Objective markers for asthma-like coughs can be measured via smartphone without additional effort for patients. This technology could solve the current problems in monitoring respiratory diseases.1
Can data recorded by smartphones be used to detect asthma attacks or to make meaningful changes in asthma control? This was investigated in a study of 79 adult asthma patients. "Until now, we did not have a reliable tool to measure people's asthma symptoms overnight, so we know very little about nocturnal coughing and its significance," said Dr. Frank Rassouli (Kantonsspital St.Gallen, Switzerland).
Smartphones have great potential to monitor different symptoms and detect changes early. That is why Dr. Rassouli, together with research partners from the University of St. Gallen and ETH Zurich, have developed an app for measuring coughs.
The participants were treated at two clinics in Switzerland: the Lung Centre of the Kantonsspital St.Gallen and the Medix Gruppenpraxis team in Zurich. All participants visited their clinics at the beginning and end of the study and were examined with regard to the use of asthma treatments, the symptoms, and the effects of asthma on their daily lives. All patients documented their sleep quality and the frequency of night-time coughing on a daily basis using the Pittsburgh Sleep Quality Index (PSQI). In addition, sensor data from smartphones were collected onsite for 29 days. The patients slept while the app recorded the nightly cough acoustically. The app also asked participants to report their nocturnal symptoms.

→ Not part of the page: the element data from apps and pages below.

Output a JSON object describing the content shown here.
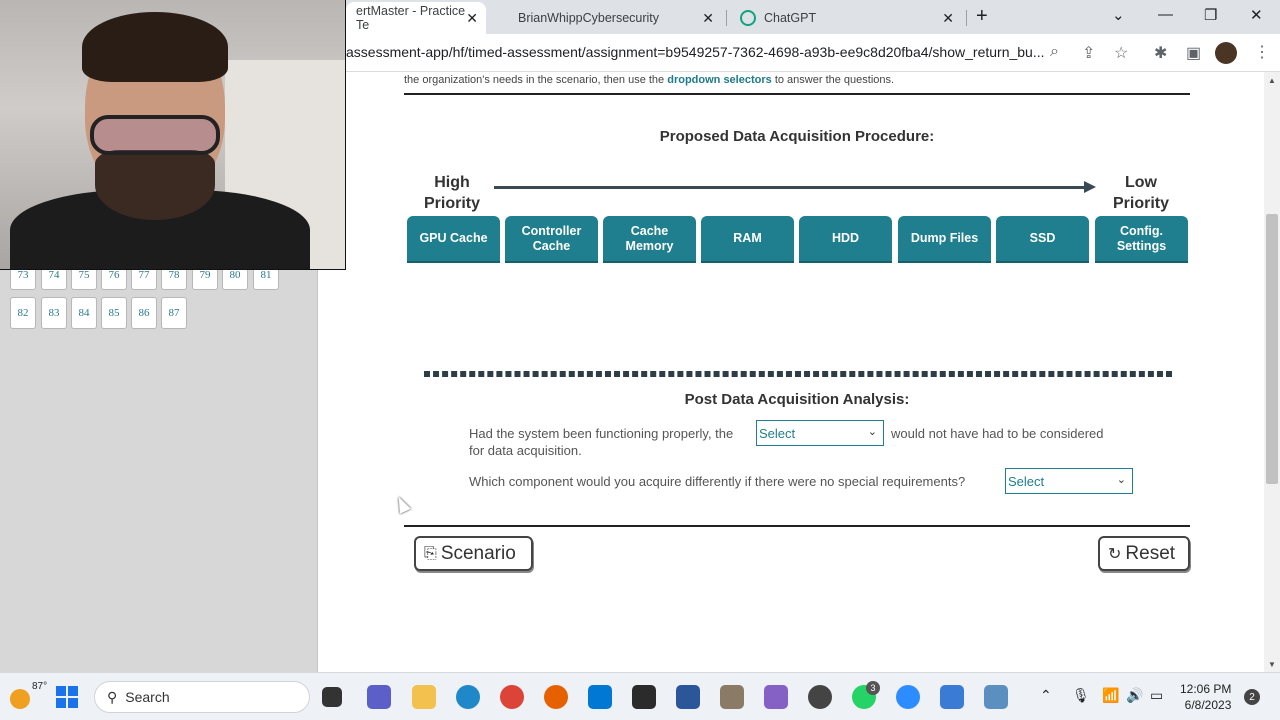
{
  "browser": {
    "tabs": [
      {
        "label": "ertMaster - Practice Te",
        "active": true
      },
      {
        "label": "BrianWhippCybersecurity",
        "active": false
      },
      {
        "label": "ChatGPT",
        "active": false
      }
    ],
    "url": "assessment-app/hf/timed-assessment/assignment=b9549257-7362-4698-a93b-ee9c8d20fba4/show_return_bu..."
  },
  "sidebar": {
    "partial_row": [
      "73",
      "74",
      "75",
      "76",
      "77",
      "78",
      "79",
      "80",
      "81"
    ],
    "row": [
      "82",
      "83",
      "84",
      "85",
      "86",
      "87"
    ]
  },
  "main": {
    "instruction_prefix": "the organization's needs in the scenario, then use the",
    "instruction_link": "dropdown selectors",
    "instruction_suffix": "to answer the questions.",
    "procedure_title": "Proposed Data Acquisition Procedure:",
    "high_priority_line1": "High",
    "high_priority_line2": "Priority",
    "low_priority_line1": "Low",
    "low_priority_line2": "Priority",
    "components": [
      {
        "line1": "GPU Cache",
        "line2": ""
      },
      {
        "line1": "Controller",
        "line2": "Cache"
      },
      {
        "line1": "Cache",
        "line2": "Memory"
      },
      {
        "line1": "RAM",
        "line2": ""
      },
      {
        "line1": "HDD",
        "line2": ""
      },
      {
        "line1": "Dump Files",
        "line2": ""
      },
      {
        "line1": "SSD",
        "line2": ""
      },
      {
        "line1": "Config.",
        "line2": "Settings"
      }
    ],
    "analysis_title": "Post Data Acquisition Analysis:",
    "q1_before": "Had the system been functioning properly, the",
    "q1_after": "would not have had to be considered",
    "q1_line2": "for data acquisition.",
    "q1_select": "Select",
    "q2_text": "Which component would you acquire differently if there were no special requirements?",
    "q2_select": "Select",
    "scenario_button": "Scenario",
    "reset_button": "Reset"
  },
  "taskbar": {
    "temperature": "87°",
    "search_label": "Search",
    "whatsapp_badge": "3",
    "time": "12:06 PM",
    "date": "6/8/2023",
    "notifications": "2"
  },
  "colors": {
    "accent": "#1f7f8e",
    "arrow": "#3a4a52"
  }
}
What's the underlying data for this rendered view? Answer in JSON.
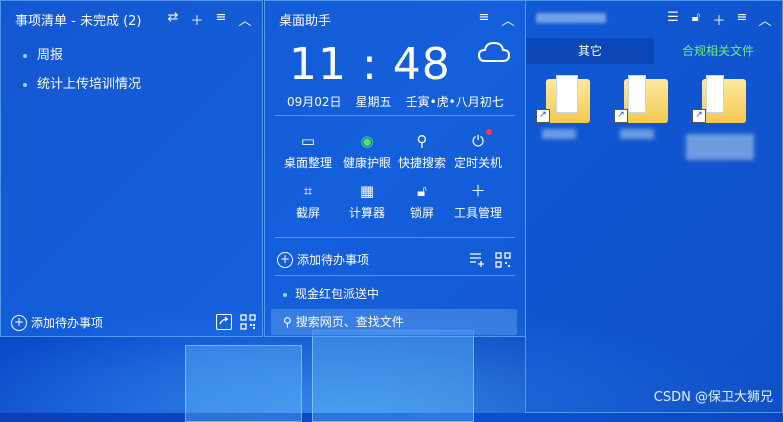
{
  "todo": {
    "title": "事项清单 - 未完成 (2)",
    "items": [
      "周报",
      "统计上传培训情况"
    ],
    "add_label": "添加待办事项",
    "header_icons": [
      "swap-icon",
      "plus-icon",
      "menu-icon",
      "collapse-icon"
    ]
  },
  "assistant": {
    "title": "桌面助手",
    "time": "11 : 48",
    "date": "09月02日",
    "weekday": "星期五",
    "lunar": "壬寅•虎•八月初七",
    "tools": [
      {
        "label": "桌面整理",
        "icon": "monitor-icon"
      },
      {
        "label": "健康护眼",
        "icon": "eye-icon"
      },
      {
        "label": "快捷搜索",
        "icon": "search-icon"
      },
      {
        "label": "定时关机",
        "icon": "power-icon"
      },
      {
        "label": "截屏",
        "icon": "crop-icon"
      },
      {
        "label": "计算器",
        "icon": "calculator-icon"
      },
      {
        "label": "锁屏",
        "icon": "lock-icon"
      },
      {
        "label": "工具管理",
        "icon": "plus-icon"
      }
    ],
    "add_todo_label": "添加待办事项",
    "promo": "现金红包派送中",
    "search_placeholder": "搜索网页、查找文件"
  },
  "files": {
    "tabs": [
      {
        "label": "其它",
        "active": true
      },
      {
        "label": "合规相关文件",
        "active": false
      }
    ]
  },
  "colors": {
    "accent_green": "#6ff06f",
    "alert_red": "#ff3b3b"
  },
  "watermark": "CSDN @保卫大狮兄"
}
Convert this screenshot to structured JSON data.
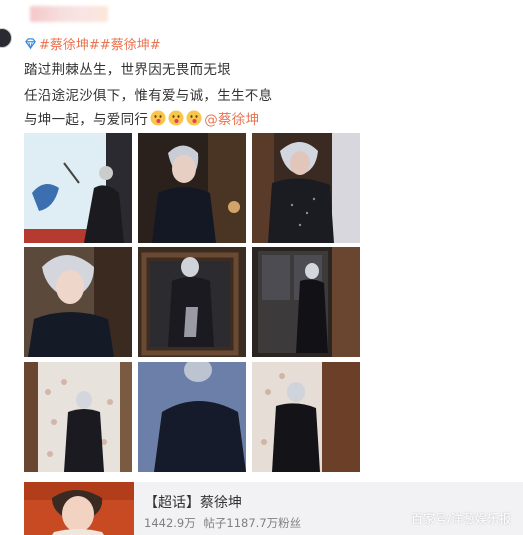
{
  "post": {
    "topics": [
      "#蔡徐坤#",
      "#蔡徐坤#"
    ],
    "line1": "踏过荆棘丛生，世界因无畏而无垠",
    "line2": "任沿途泥沙俱下，惟有爱与诚，生生不息",
    "line3": "与坤一起，与爱同行",
    "mention": "@蔡徐坤"
  },
  "photos_count": 9,
  "card": {
    "title": "【超话】蔡徐坤",
    "reads": "1442.9万",
    "posts": "帖子1187.7万粉丝"
  },
  "watermark": "百家号/洋葱娱乐报",
  "colors": {
    "accent": "#eb7350",
    "text": "#333333",
    "muted": "#808080",
    "card_bg": "#f2f2f5"
  },
  "icons": [
    "topic-diamond-icon",
    "kiss-face-emoji-icon"
  ]
}
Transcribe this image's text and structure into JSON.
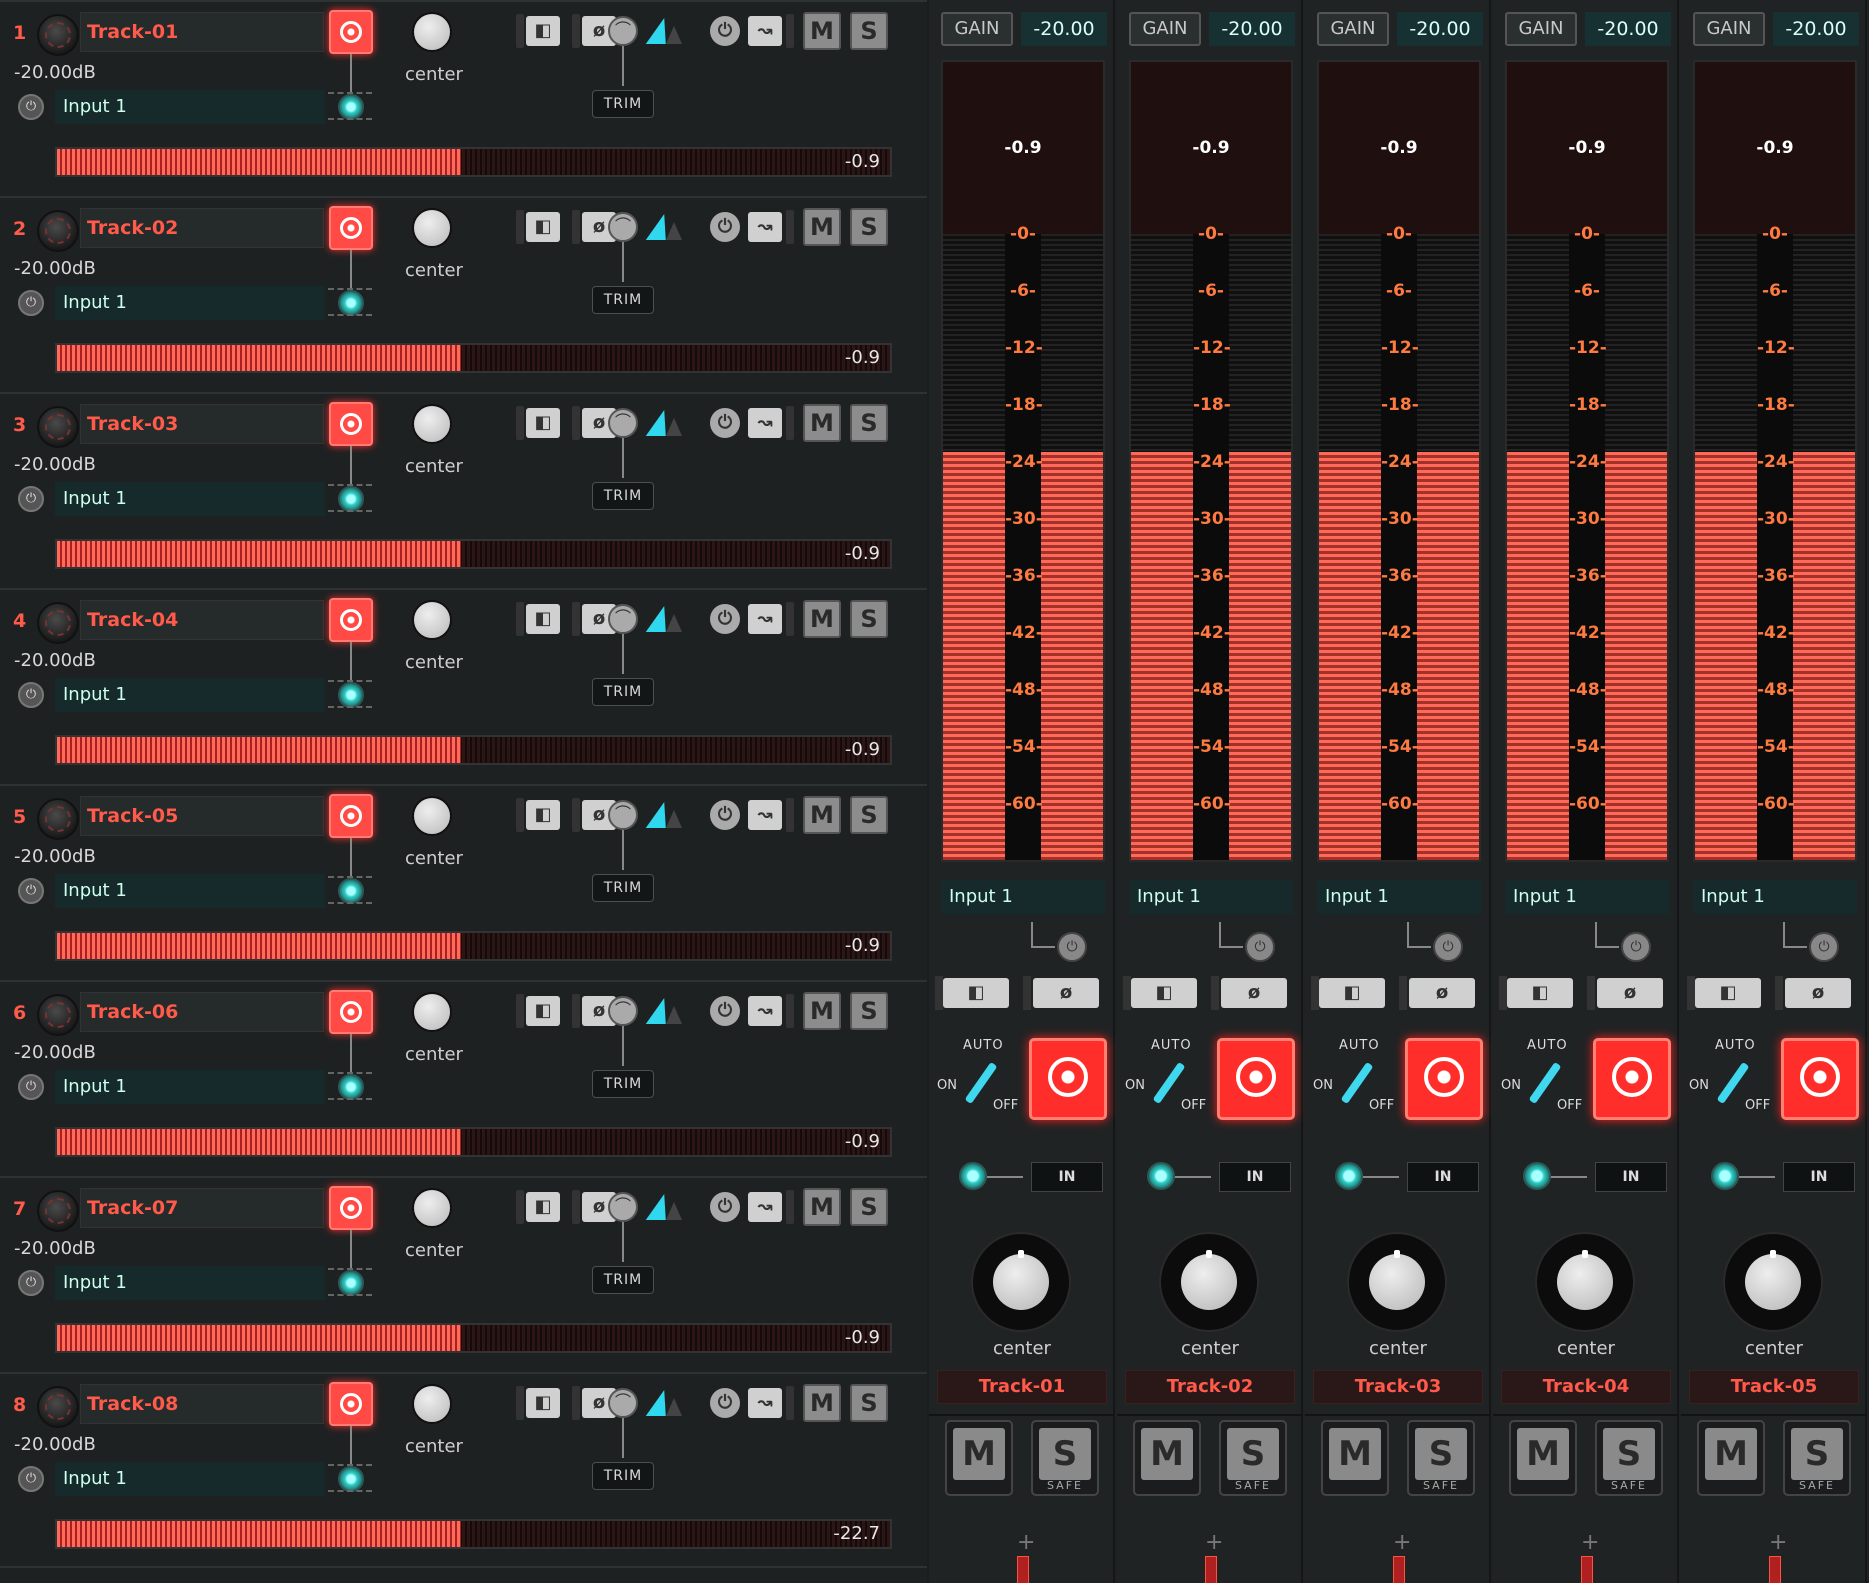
{
  "tracks": [
    {
      "num": "1",
      "name": "Track-01",
      "gain": "-20.00dB",
      "input": "Input 1",
      "pan": "center",
      "trim": "TRIM",
      "mute": "M",
      "solo": "S",
      "meter_value": "-0.9",
      "meter_level": 0.485
    },
    {
      "num": "2",
      "name": "Track-02",
      "gain": "-20.00dB",
      "input": "Input 1",
      "pan": "center",
      "trim": "TRIM",
      "mute": "M",
      "solo": "S",
      "meter_value": "-0.9",
      "meter_level": 0.485
    },
    {
      "num": "3",
      "name": "Track-03",
      "gain": "-20.00dB",
      "input": "Input 1",
      "pan": "center",
      "trim": "TRIM",
      "mute": "M",
      "solo": "S",
      "meter_value": "-0.9",
      "meter_level": 0.485
    },
    {
      "num": "4",
      "name": "Track-04",
      "gain": "-20.00dB",
      "input": "Input 1",
      "pan": "center",
      "trim": "TRIM",
      "mute": "M",
      "solo": "S",
      "meter_value": "-0.9",
      "meter_level": 0.485
    },
    {
      "num": "5",
      "name": "Track-05",
      "gain": "-20.00dB",
      "input": "Input 1",
      "pan": "center",
      "trim": "TRIM",
      "mute": "M",
      "solo": "S",
      "meter_value": "-0.9",
      "meter_level": 0.485
    },
    {
      "num": "6",
      "name": "Track-06",
      "gain": "-20.00dB",
      "input": "Input 1",
      "pan": "center",
      "trim": "TRIM",
      "mute": "M",
      "solo": "S",
      "meter_value": "-0.9",
      "meter_level": 0.485
    },
    {
      "num": "7",
      "name": "Track-07",
      "gain": "-20.00dB",
      "input": "Input 1",
      "pan": "center",
      "trim": "TRIM",
      "mute": "M",
      "solo": "S",
      "meter_value": "-0.9",
      "meter_level": 0.485
    },
    {
      "num": "8",
      "name": "Track-08",
      "gain": "-20.00dB",
      "input": "Input 1",
      "pan": "center",
      "trim": "TRIM",
      "mute": "M",
      "solo": "S",
      "meter_value": "-22.7",
      "meter_level": 0.485
    }
  ],
  "strips": [
    {
      "gain_label": "GAIN",
      "gain_value": "-20.00",
      "peak": "-0.9",
      "input": "Input 1",
      "auto": "AUTO",
      "on": "ON",
      "off": "OFF",
      "in": "IN",
      "pan": "center",
      "name": "Track-01",
      "mute": "M",
      "solo": "S",
      "safe": "SAFE",
      "meter_level_db": -24
    },
    {
      "gain_label": "GAIN",
      "gain_value": "-20.00",
      "peak": "-0.9",
      "input": "Input 1",
      "auto": "AUTO",
      "on": "ON",
      "off": "OFF",
      "in": "IN",
      "pan": "center",
      "name": "Track-02",
      "mute": "M",
      "solo": "S",
      "safe": "SAFE",
      "meter_level_db": -24
    },
    {
      "gain_label": "GAIN",
      "gain_value": "-20.00",
      "peak": "-0.9",
      "input": "Input 1",
      "auto": "AUTO",
      "on": "ON",
      "off": "OFF",
      "in": "IN",
      "pan": "center",
      "name": "Track-03",
      "mute": "M",
      "solo": "S",
      "safe": "SAFE",
      "meter_level_db": -24
    },
    {
      "gain_label": "GAIN",
      "gain_value": "-20.00",
      "peak": "-0.9",
      "input": "Input 1",
      "auto": "AUTO",
      "on": "ON",
      "off": "OFF",
      "in": "IN",
      "pan": "center",
      "name": "Track-04",
      "mute": "M",
      "solo": "S",
      "safe": "SAFE",
      "meter_level_db": -24
    },
    {
      "gain_label": "GAIN",
      "gain_value": "-20.00",
      "peak": "-0.9",
      "input": "Input 1",
      "auto": "AUTO",
      "on": "ON",
      "off": "OFF",
      "in": "IN",
      "pan": "center",
      "name": "Track-05",
      "mute": "M",
      "solo": "S",
      "safe": "SAFE",
      "meter_level_db": -24
    }
  ],
  "meter_scale": [
    "-0-",
    "-6-",
    "-12-",
    "-18-",
    "-24-",
    "-30-",
    "-36-",
    "-42-",
    "-48-",
    "-54-",
    "-60-"
  ],
  "icons": {
    "rec": "record-icon",
    "pan": "pan-knob",
    "monitor": "monitor-led-icon",
    "input": "input-icon",
    "phase": "phase-invert-icon",
    "trim": "trim-knob-icon",
    "automation": "automation-icon"
  },
  "colors": {
    "accent_red": "#ff4a45",
    "track_name": "#ff5a4a",
    "cyan": "#2fd8ee",
    "meter_fill": "#ff6a58"
  }
}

Asthma was controlled for 192 weeks and not controlled for 116 weeks. A clinically significant worsening occurred in 25 patients at 29 weeks. Mixed regression analyses showed: nocturnal coughing and sleep quality at both inter- and intra-patient levels were statistically significantly associated with asthma control (P<0.05). Decision trees showed that sleep quality was a useful indicator to detect periods of uncontrolled asthma, while the deterioration in asthma control was particularly well detected by nocturnal coughing.
Dr. Rassouli explained: "Our results suggest that night-time cough can be measured fairly easily with a smartphone app and that an increase in night-time cough is an indicator that asthma is getting worse. Monitoring asthma is really important. Because if we can see early on that it is getting worse, we can adjust the medication to prevent asthma attacks". Cut-offs with both markers predicted asthma attacks up to 5 days in advance with an accuracy rate between 70% and 75% (sensitivities 75-88% and specificities 57%-72%).
Because the smartphone app has been so successfully used to monitor coughs in people with asthma, Dr. Rassouli and his team want to test the same technology in people with chronic obstructive pulmonary disease.
1. Rassouli F, et al Smartphone-based cough detection predicts asthma control - description of a novel, scalable digital biomarker. Abstract OA4569, ERS International Virtual Congress 2020, 7-9 Sept.